Bottom line--If your line of work/needs allow for a Mac, go for it. You won't be disappointed. Pricy? Yes, very much so. Worth the cost? Absolutely.
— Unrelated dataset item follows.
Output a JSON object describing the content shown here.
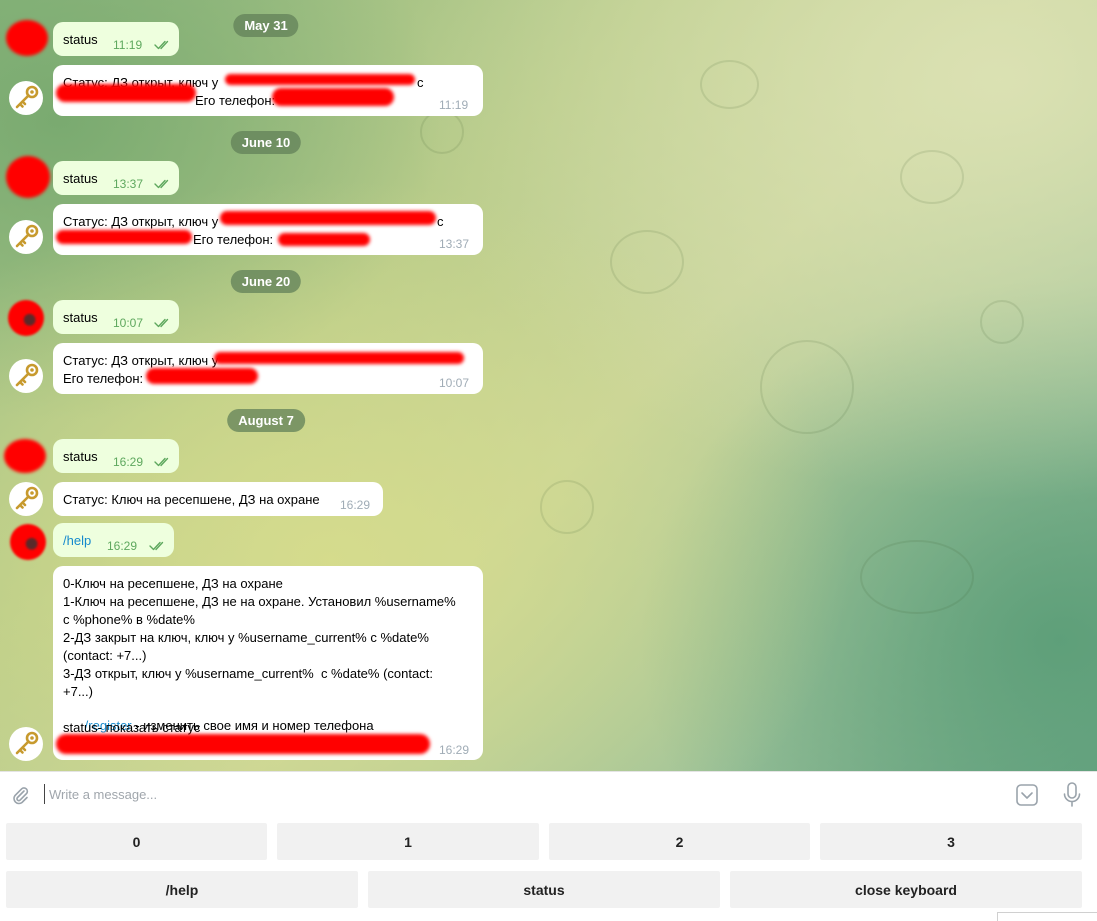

The only reason I would buy a Windows laptop for my next computer would be if my work requires me to, otherwise I'll gladly stick with Mac.
If you are a student or educator, Apple gives out small discounts.
Give me a break, I created this username when I was a kid...
CXfirst From Norway, joined Jan 2007, 3254 posts, RR: 1
Reply 24, posted (7 years 11 months 2 weeks 6 days 1 hour ago) and read 4092 times:
I myself has always used a PC. I have never encountered a problem with it, except the odd freezes in the 98' version of windows and when the machine completely broke when it fell from a table (thankfully it was old and we were getting a new one anyway).
However, in my schools where they have used pc's there has been no major problem (except networking problems [due to a horrible network administrator]) However, the school I went to that used macs (can't remember the version, but the one right before OS-X, kept on crashing and constantly there was problems with them).
I have always been a Windows man, and I will always be a windows man, even though it means viruses (anyway, how hard can it be to maintain an anti-virus program, or/and a firewall?) Viruses do not mean a dead system, you can easily just format it.
From Norway, live in Australia
: Come on, you're too young to give up on life that easily!
: Klaus, Klaus....in another time you mighta just as well said "You're way too smart to give up that Packard for a Chevrolet."
: Is it possible to transfer music from Windows Media Player on my PC to iTunes on an Apple Mac? Can i do this via the iPod?
: Absolutely. Even if they are in wma format, you can use something like EasyWMA. You would need third party software that would let you 'copy' songs f
: Advantage for me is being able to run both a Mac OS and XP at the same time.
: You can download Itunes for Windows and Sync it to an Ipod and then sync to the Mac Itunes (I have never done this but I'd assume it would work)
: No, it won't work. This is prevented so that you can't use your iPod to copy your music on to your friend's PC, your friend's friend's PC, and everyo
: Same here. 15 years with Windows units at home, and I switched September 2006. Only regret is I didn't make the switch sooner. Can't agree there. XP